■ **WORK REQUEST**
Each line of the data must reappear exactly in your answer, with no images included.

===== SUPPLIED RECORDS

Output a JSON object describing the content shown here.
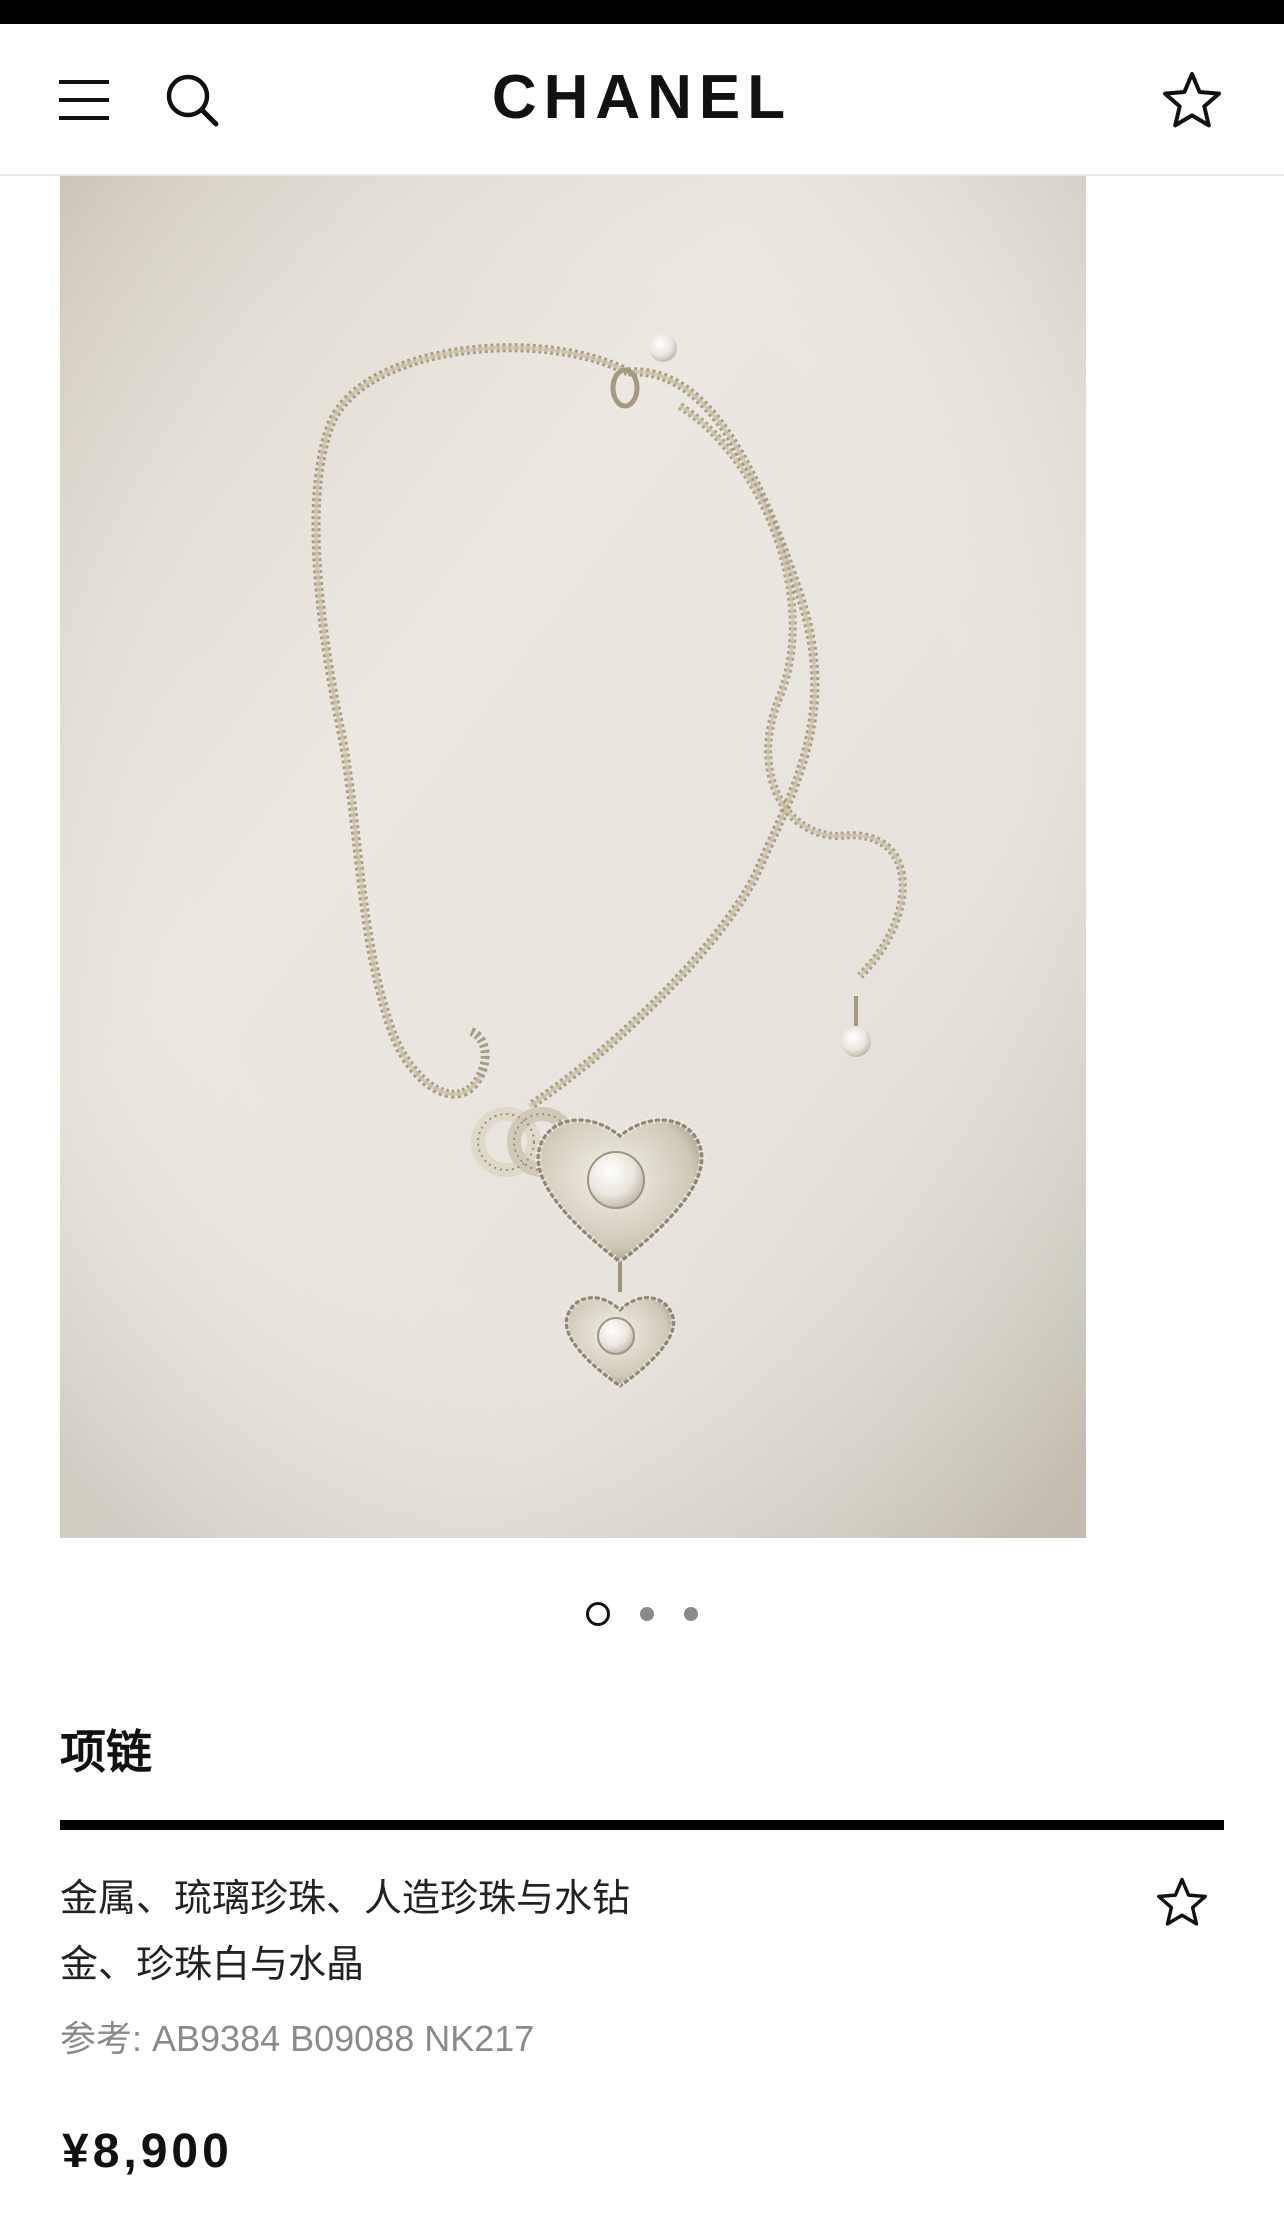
{
  "header": {
    "brand": "CHANEL",
    "menu_icon": "hamburger-menu-icon",
    "search_icon": "search-icon",
    "favorite_icon": "star-outline-icon"
  },
  "gallery": {
    "image_description_icon": "product-photo",
    "total_slides": 3,
    "active_slide": 1
  },
  "product": {
    "category": "项链",
    "material_line": "金属、琉璃珍珠、人造珍珠与水钻",
    "color_line": "金、珍珠白与水晶",
    "reference": "参考: AB9384 B09088 NK217",
    "price": "¥8,900",
    "favorite_icon": "star-outline-icon"
  },
  "colors": {
    "background": "#ffffff",
    "text": "#111111",
    "muted": "#8a8a8a",
    "photo_backdrop": "#e8e4dc",
    "chain_gold": "#b8ad8f"
  }
}
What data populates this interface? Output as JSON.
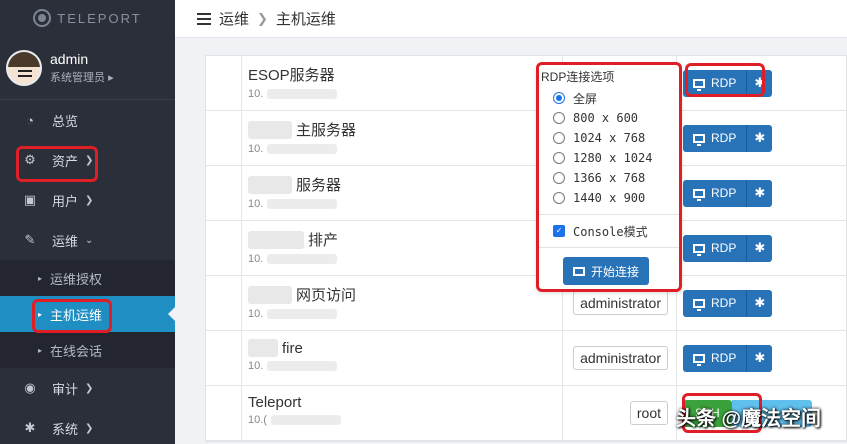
{
  "app": {
    "logo_text": "TELEPORT"
  },
  "user": {
    "name": "admin",
    "role": "系统管理员"
  },
  "sidebar": {
    "items": [
      {
        "label": "总览",
        "icon": "dashboard-icon"
      },
      {
        "label": "资产",
        "icon": "assets-icon"
      },
      {
        "label": "用户",
        "icon": "user-icon"
      },
      {
        "label": "运维",
        "icon": "wrench-icon"
      }
    ],
    "sub_items": [
      {
        "label": "运维授权"
      },
      {
        "label": "主机运维"
      },
      {
        "label": "在线会话"
      }
    ],
    "bottom_items": [
      {
        "label": "审计",
        "icon": "eye-icon"
      },
      {
        "label": "系统",
        "icon": "gear-icon"
      }
    ]
  },
  "header": {
    "section": "运维",
    "page": "主机运维"
  },
  "hosts": [
    {
      "name": "ESOP服务器",
      "ip": "10.",
      "account": "",
      "action": "RDP"
    },
    {
      "name": "主服务器",
      "ip": "10.",
      "account": "",
      "action": "RDP"
    },
    {
      "name": "服务器",
      "ip": "10.",
      "account": "",
      "action": "RDP"
    },
    {
      "name": "排产",
      "ip": "10.",
      "account": "",
      "action": "RDP"
    },
    {
      "name": "网页访问",
      "ip": "10.",
      "account": "administrator",
      "action": "RDP"
    },
    {
      "name": "fire",
      "ip": "10.",
      "account": "administrator",
      "action": "RDP"
    },
    {
      "name": "Teleport",
      "ip": "10.(",
      "account": "root",
      "action": "SSH"
    }
  ],
  "popup": {
    "title": "RDP连接选项",
    "options": [
      "全屏",
      "800 x 600",
      "1024 x 768",
      "1280 x 1024",
      "1366 x 768",
      "1440 x 900"
    ],
    "console_label": "Console模式",
    "connect_label": "开始连接"
  },
  "watermark": "头条 @魔法空间",
  "colors": {
    "accent": "#2873b8",
    "highlight": "#e01e26",
    "active_nav": "#1f8ec2"
  }
}
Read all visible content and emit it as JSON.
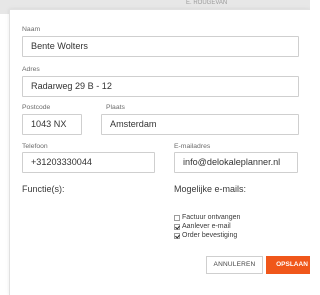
{
  "backdrop": {
    "text": "E. ROUGEVAN"
  },
  "form": {
    "name": {
      "label": "Naam",
      "value": "Bente Wolters"
    },
    "address": {
      "label": "Adres",
      "value": "Radarweg 29 B - 12"
    },
    "postcode": {
      "label": "Postcode",
      "value": "1043 NX"
    },
    "city": {
      "label": "Plaats",
      "value": "Amsterdam"
    },
    "phone": {
      "label": "Telefoon",
      "value": "+31203330044"
    },
    "email": {
      "label": "E-mailadres",
      "value": "info@delokaleplanner.nl"
    },
    "functions": {
      "title": "Functie(s):"
    },
    "possible_emails": {
      "title": "Mogelijke e-mails:",
      "items": [
        {
          "label": "Factuur ontvangen",
          "checked": false
        },
        {
          "label": "Aanlever e-mail",
          "checked": true
        },
        {
          "label": "Order bevestiging",
          "checked": true
        }
      ]
    }
  },
  "actions": {
    "cancel_label": "ANNULEREN",
    "save_label": "OPSLAAN"
  },
  "colors": {
    "accent": "#f0571a",
    "border": "#cfcfcf",
    "text": "#333333"
  }
}
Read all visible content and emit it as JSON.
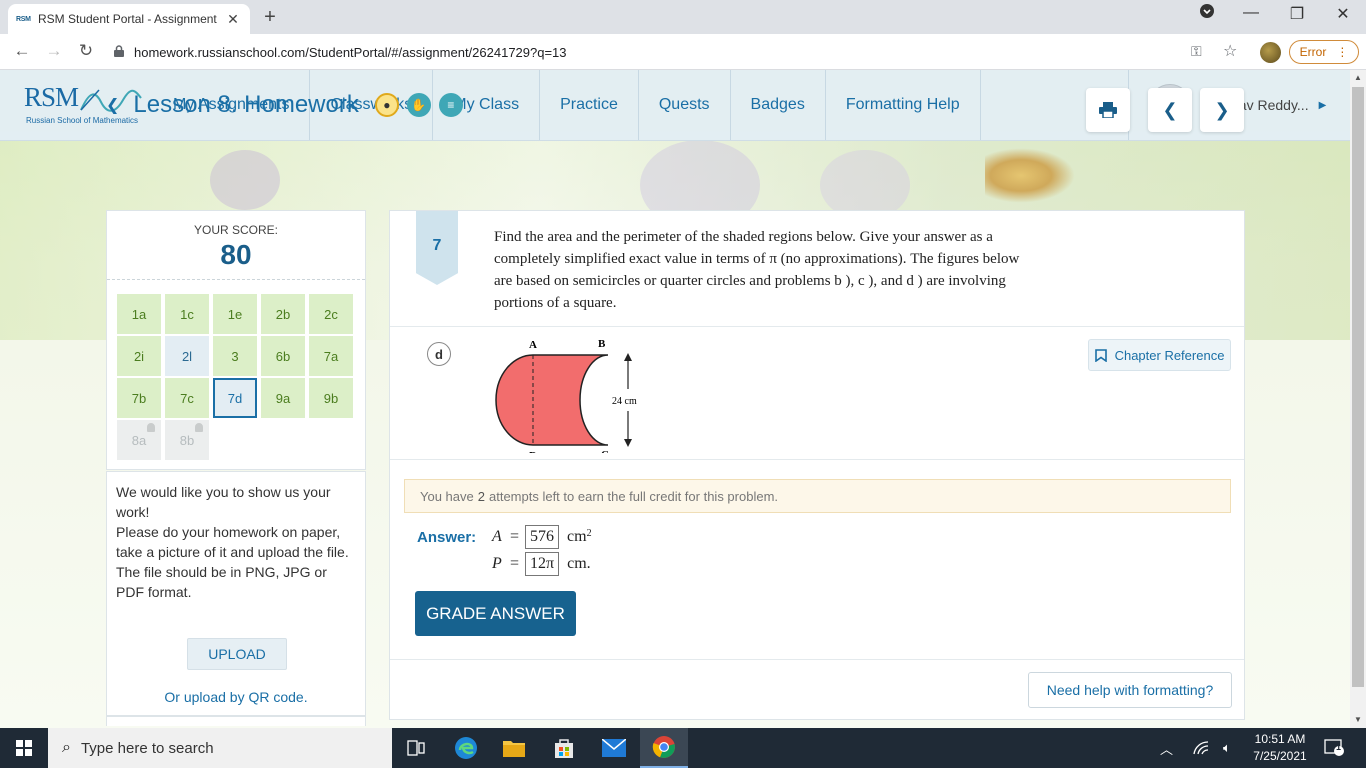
{
  "browser": {
    "tab_title": "RSM Student Portal - Assignment",
    "tab_favicon": "RSM",
    "url": "homework.russianschool.com/StudentPortal/#/assignment/26241729?q=13",
    "error_label": "Error"
  },
  "header": {
    "logo_text": "RSM",
    "logo_subtitle": "Russian School of Mathematics",
    "menu": [
      "My Assignments",
      "Classworks",
      "My Class",
      "Practice",
      "Quests",
      "Badges",
      "Formatting Help"
    ],
    "user_name": "Abhinav Reddy..."
  },
  "lesson": {
    "title": "Lesson 8. Homework"
  },
  "score": {
    "label": "YOUR SCORE:",
    "value": "80",
    "problems": [
      {
        "id": "1a",
        "state": "correct"
      },
      {
        "id": "1c",
        "state": "correct"
      },
      {
        "id": "1e",
        "state": "correct"
      },
      {
        "id": "2b",
        "state": "correct"
      },
      {
        "id": "2c",
        "state": "correct"
      },
      {
        "id": "2i",
        "state": "correct"
      },
      {
        "id": "2l",
        "state": "pending"
      },
      {
        "id": "3",
        "state": "correct"
      },
      {
        "id": "6b",
        "state": "correct"
      },
      {
        "id": "7a",
        "state": "correct"
      },
      {
        "id": "7b",
        "state": "correct"
      },
      {
        "id": "7c",
        "state": "correct"
      },
      {
        "id": "7d",
        "state": "selected"
      },
      {
        "id": "9a",
        "state": "correct"
      },
      {
        "id": "9b",
        "state": "correct"
      },
      {
        "id": "8a",
        "state": "locked"
      },
      {
        "id": "8b",
        "state": "locked"
      }
    ]
  },
  "upload": {
    "line1": "We would like you to show us your work!",
    "line2": "Please do your homework on paper, take a picture of it and upload the file.",
    "line3": "The file should be in PNG, JPG or PDF format.",
    "button": "UPLOAD",
    "qr_link": "Or upload by QR code."
  },
  "problem": {
    "number": "7",
    "text": "Find the area and the perimeter of the shaded regions below. Give your answer as a completely simplified exact value in terms of π (no approximations). The figures below are based on semicircles or quarter circles and problems b ), c ), and d ) are involving portions of a square.",
    "part": "d",
    "chapter_reference": "Chapter Reference",
    "figure": {
      "labels": [
        "A",
        "B",
        "C",
        "D"
      ],
      "dimension": "24 cm"
    },
    "attempts_prefix": "You have",
    "attempts": "2",
    "attempts_suffix": "attempts left to earn the full credit for this problem.",
    "answer_label": "Answer:",
    "area_var": "A",
    "area_value": "576",
    "area_unit": "cm",
    "area_exp": "2",
    "perimeter_var": "P",
    "perimeter_value": "12π",
    "perimeter_unit": "cm.",
    "grade_button": "GRADE ANSWER",
    "help_button": "Need help with formatting?"
  },
  "taskbar": {
    "search_placeholder": "Type here to search",
    "time": "10:51 AM",
    "date": "7/25/2021",
    "notifications": "1"
  },
  "colors": {
    "brand": "#1a6fa6",
    "correct_cell": "#dcefc8",
    "grade_button": "#17628f",
    "shaded_region": "#f26d6d"
  }
}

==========

■ **RESPONSE FOR THIS EXERCISE**
Output a JSON object describing the content shown here.
{
  "header": {
    "brand": "CHANEL",
    "menu_icon": "hamburger-menu-icon",
    "search_icon": "search-icon",
    "favorite_icon": "star-outline-icon"
  },
  "gallery": {
    "image_description_icon": "product-photo",
    "total_slides": 3,
    "active_slide": 1
  },
  "product": {
    "category": "项链",
    "material_line": "金属、琉璃珍珠、人造珍珠与水钻",
    "color_line": "金、珍珠白与水晶",
    "reference": "参考: AB9384 B09088 NK217",
    "price": "¥8,900",
    "favorite_icon": "star-outline-icon"
  },
  "colors": {
    "background": "#ffffff",
    "text": "#111111",
    "muted": "#8a8a8a",
    "photo_backdrop": "#e8e4dc",
    "chain_gold": "#b8ad8f"
  }
}
What data populates this interface? Output as JSON.
{
  "app": {
    "logo_text": "TELEPORT"
  },
  "user": {
    "name": "admin",
    "role": "系统管理员"
  },
  "sidebar": {
    "items": [
      {
        "label": "总览",
        "icon": "dashboard-icon"
      },
      {
        "label": "资产",
        "icon": "assets-icon"
      },
      {
        "label": "用户",
        "icon": "user-icon"
      },
      {
        "label": "运维",
        "icon": "wrench-icon"
      }
    ],
    "sub_items": [
      {
        "label": "运维授权"
      },
      {
        "label": "主机运维"
      },
      {
        "label": "在线会话"
      }
    ],
    "bottom_items": [
      {
        "label": "审计",
        "icon": "eye-icon"
      },
      {
        "label": "系统",
        "icon": "gear-icon"
      }
    ]
  },
  "header": {
    "section": "运维",
    "page": "主机运维"
  },
  "hosts": [
    {
      "name": "ESOP服务器",
      "ip": "10.",
      "account": "",
      "action": "RDP"
    },
    {
      "name": "主服务器",
      "ip": "10.",
      "account": "",
      "action": "RDP"
    },
    {
      "name": "服务器",
      "ip": "10.",
      "account": "",
      "action": "RDP"
    },
    {
      "name": "排产",
      "ip": "10.",
      "account": "",
      "action": "RDP"
    },
    {
      "name": "网页访问",
      "ip": "10.",
      "account": "administrator",
      "action": "RDP"
    },
    {
      "name": "fire",
      "ip": "10.",
      "account": "administrator",
      "action": "RDP"
    },
    {
      "name": "Teleport",
      "ip": "10.(",
      "account": "root",
      "action": "SSH"
    }
  ],
  "popup": {
    "title": "RDP连接选项",
    "options": [
      "全屏",
      "800 x 600",
      "1024 x 768",
      "1280 x 1024",
      "1366 x 768",
      "1440 x 900"
    ],
    "console_label": "Console模式",
    "connect_label": "开始连接"
  },
  "watermark": "头条 @魔法空间",
  "colors": {
    "accent": "#2873b8",
    "highlight": "#e01e26",
    "active_nav": "#1f8ec2"
  }
}
Read all visible content and emit it as JSON.
{
  "backdrop": {
    "text": "E. ROUGEVAN"
  },
  "form": {
    "name": {
      "label": "Naam",
      "value": "Bente Wolters"
    },
    "address": {
      "label": "Adres",
      "value": "Radarweg 29 B - 12"
    },
    "postcode": {
      "label": "Postcode",
      "value": "1043 NX"
    },
    "city": {
      "label": "Plaats",
      "value": "Amsterdam"
    },
    "phone": {
      "label": "Telefoon",
      "value": "+31203330044"
    },
    "email": {
      "label": "E-mailadres",
      "value": "info@delokaleplanner.nl"
    },
    "functions": {
      "title": "Functie(s):"
    },
    "possible_emails": {
      "title": "Mogelijke e-mails:",
      "items": [
        {
          "label": "Factuur ontvangen",
          "checked": false
        },
        {
          "label": "Aanlever e-mail",
          "checked": true
        },
        {
          "label": "Order bevestiging",
          "checked": true
        }
      ]
    }
  },
  "actions": {
    "cancel_label": "ANNULEREN",
    "save_label": "OPSLAAN"
  },
  "colors": {
    "accent": "#f0571a",
    "border": "#cfcfcf",
    "text": "#333333"
  }
}
Read all visible content and emit it as JSON.
{
  "browser": {
    "tab_title": "RSM Student Portal - Assignment",
    "tab_favicon": "RSM",
    "url": "homework.russianschool.com/StudentPortal/#/assignment/26241729?q=13",
    "error_label": "Error"
  },
  "header": {
    "logo_text": "RSM",
    "logo_subtitle": "Russian School of Mathematics",
    "menu": [
      "My Assignments",
      "Classworks",
      "My Class",
      "Practice",
      "Quests",
      "Badges",
      "Formatting Help"
    ],
    "user_name": "Abhinav Reddy..."
  },
  "lesson": {
    "title": "Lesson 8. Homework"
  },
  "score": {
    "label": "YOUR SCORE:",
    "value": "80",
    "problems": [
      {
        "id": "1a",
        "state": "correct"
      },
      {
        "id": "1c",
        "state": "correct"
      },
      {
        "id": "1e",
        "state": "correct"
      },
      {
        "id": "2b",
        "state": "correct"
      },
      {
        "id": "2c",
        "state": "correct"
      },
      {
        "id": "2i",
        "state": "correct"
      },
      {
        "id": "2l",
        "state": "pending"
      },
      {
        "id": "3",
        "state": "correct"
      },
      {
        "id": "6b",
        "state": "correct"
      },
      {
        "id": "7a",
        "state": "correct"
      },
      {
        "id": "7b",
        "state": "correct"
      },
      {
        "id": "7c",
        "state": "correct"
      },
      {
        "id": "7d",
        "state": "selected"
      },
      {
        "id": "9a",
        "state": "correct"
      },
      {
        "id": "9b",
        "state": "correct"
      },
      {
        "id": "8a",
        "state": "locked"
      },
      {
        "id": "8b",
        "state": "locked"
      }
    ]
  },
  "upload": {
    "line1": "We would like you to show us your work!",
    "line2": "Please do your homework on paper, take a picture of it and upload the file.",
    "line3": "The file should be in PNG, JPG or PDF format.",
    "button": "UPLOAD",
    "qr_link": "Or upload by QR code."
  },
  "problem": {
    "number": "7",
    "text": "Find the area and the perimeter of the shaded regions below. Give your answer as a completely simplified exact value in terms of π (no approximations). The figures below are based on semicircles or quarter circles and problems b ), c ), and d ) are involving portions of a square.",
    "part": "d",
    "chapter_reference": "Chapter Reference",
    "figure": {
      "labels": [
        "A",
        "B",
        "C",
        "D"
      ],
      "dimension": "24 cm"
    },
    "attempts_prefix": "You have",
    "attempts": "2",
    "attempts_suffix": "attempts left to earn the full credit for this problem.",
    "answer_label": "Answer:",
    "area_var": "A",
    "area_value": "576",
    "area_unit": "cm",
    "area_exp": "2",
    "perimeter_var": "P",
    "perimeter_value": "12π",
    "perimeter_unit": "cm.",
    "grade_button": "GRADE ANSWER",
    "help_button": "Need help with formatting?"
  },
  "taskbar": {
    "search_placeholder": "Type here to search",
    "time": "10:51 AM",
    "date": "7/25/2021",
    "notifications": "1"
  },
  "colors": {
    "brand": "#1a6fa6",
    "correct_cell": "#dcefc8",
    "grade_button": "#17628f",
    "shaded_region": "#f26d6d"
  }
}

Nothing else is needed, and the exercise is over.